nepal earthquake

The London Family Planning Summit held in London last week was heralded a major success. At least $2.5billion was committed
Over the last week the ever more shrill criticism of international aid found a new target - the practise of giving money directly to some of the poorest and most vulnerable people, otherwise known as cash transfers. The allegation made was that this amounted to setting up UK-funded cashpoints for the poor. However the reality is somewhat different... Giving cash directly to women like Julum and Elphine is not wasteful but it is empowering and effective. We need to be vigilant to always ensure aid money is not being misspent.

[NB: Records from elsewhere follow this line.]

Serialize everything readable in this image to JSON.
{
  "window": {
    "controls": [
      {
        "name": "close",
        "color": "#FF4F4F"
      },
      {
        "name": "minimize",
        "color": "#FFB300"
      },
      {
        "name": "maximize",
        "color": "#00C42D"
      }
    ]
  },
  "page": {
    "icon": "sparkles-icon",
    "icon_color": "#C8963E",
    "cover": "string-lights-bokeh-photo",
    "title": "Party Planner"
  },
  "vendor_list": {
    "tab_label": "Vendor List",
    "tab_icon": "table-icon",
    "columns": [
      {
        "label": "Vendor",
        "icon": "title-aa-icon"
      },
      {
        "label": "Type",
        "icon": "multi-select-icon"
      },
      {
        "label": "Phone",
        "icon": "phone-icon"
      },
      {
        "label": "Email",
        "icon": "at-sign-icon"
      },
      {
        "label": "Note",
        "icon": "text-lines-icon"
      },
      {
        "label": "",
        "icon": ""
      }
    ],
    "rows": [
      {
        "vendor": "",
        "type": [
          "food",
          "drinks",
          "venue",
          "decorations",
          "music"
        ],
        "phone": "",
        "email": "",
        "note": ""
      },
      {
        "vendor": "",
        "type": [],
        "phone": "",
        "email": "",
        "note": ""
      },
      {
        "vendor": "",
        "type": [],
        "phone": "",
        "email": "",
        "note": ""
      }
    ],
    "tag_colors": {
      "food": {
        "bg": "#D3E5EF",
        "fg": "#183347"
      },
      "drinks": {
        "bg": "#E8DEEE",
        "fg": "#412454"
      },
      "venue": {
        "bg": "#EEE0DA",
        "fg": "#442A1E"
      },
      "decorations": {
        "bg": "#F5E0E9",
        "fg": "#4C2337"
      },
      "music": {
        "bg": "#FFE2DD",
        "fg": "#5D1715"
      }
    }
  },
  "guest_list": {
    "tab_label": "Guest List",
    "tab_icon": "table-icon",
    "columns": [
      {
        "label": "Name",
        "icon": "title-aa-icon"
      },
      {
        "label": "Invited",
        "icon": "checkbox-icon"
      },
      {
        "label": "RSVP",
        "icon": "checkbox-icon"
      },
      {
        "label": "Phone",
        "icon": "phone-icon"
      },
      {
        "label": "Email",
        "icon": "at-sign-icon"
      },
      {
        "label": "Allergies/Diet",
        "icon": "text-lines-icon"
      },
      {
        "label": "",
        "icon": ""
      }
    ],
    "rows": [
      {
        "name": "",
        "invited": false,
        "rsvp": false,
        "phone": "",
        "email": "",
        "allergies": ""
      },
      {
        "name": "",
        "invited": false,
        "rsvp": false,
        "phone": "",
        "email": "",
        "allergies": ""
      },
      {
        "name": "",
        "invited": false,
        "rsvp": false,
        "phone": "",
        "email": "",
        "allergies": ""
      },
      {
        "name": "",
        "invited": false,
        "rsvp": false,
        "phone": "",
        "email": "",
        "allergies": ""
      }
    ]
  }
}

I've been one of thousands wringing their hands in consternation for the future, and that's as a resident of incubated West London, immune from so many almighty challenges - economic, cultural, environmental - faced by inhabitants of much more precarious places. But bizarrely, it was a young man in an environment that typifies the latter who I had the good fortune to talk to earlier this year, and his words seem like beacons of compassion, confidence and hope as I start pondering how 2017 can be better.
In a humanitarian crisis, people need timely and accurate information about how to meet their fundamental needs. They want to know where they can find food, shelter, water and medical help and how they can keep themselves and their families safe.
The Nepal Earthquake killed 9,000 people, leaving hundreds of thousands homeless.
HuffPostUK recently visited a community in rural Kharelthok, two hours outside Kathmandu, an untouched spot on a Nepalese
What do you have as your screensaver? While some companies allow staff to revel in their favourite sunset snap or their kids pulling hideous faces, others provide the screensavers to focus minds on the top priorities.
In the days following the earthquake, despite the snow and freezing temperature, families were forced to sleep outside, scared to go indoors because of the damage to buildings and the threat of aftershocks. After the earthquakes many families had no choice but to sleep out in the open. The earthquakes not only destroyed their homes and their schools, but left millions of children scared and in danger. They needed shelter; food, water and medical supplies, and also support to deal with the traumatic events they had experienced, and the chance to get back to school as soon as possible.
Kamala Thalea lost her son, two daughters and her mother when a devastating earthquake hit Nepal one year ago. She said, "My family and old life are gone now, I only have my eldest daughter left with me."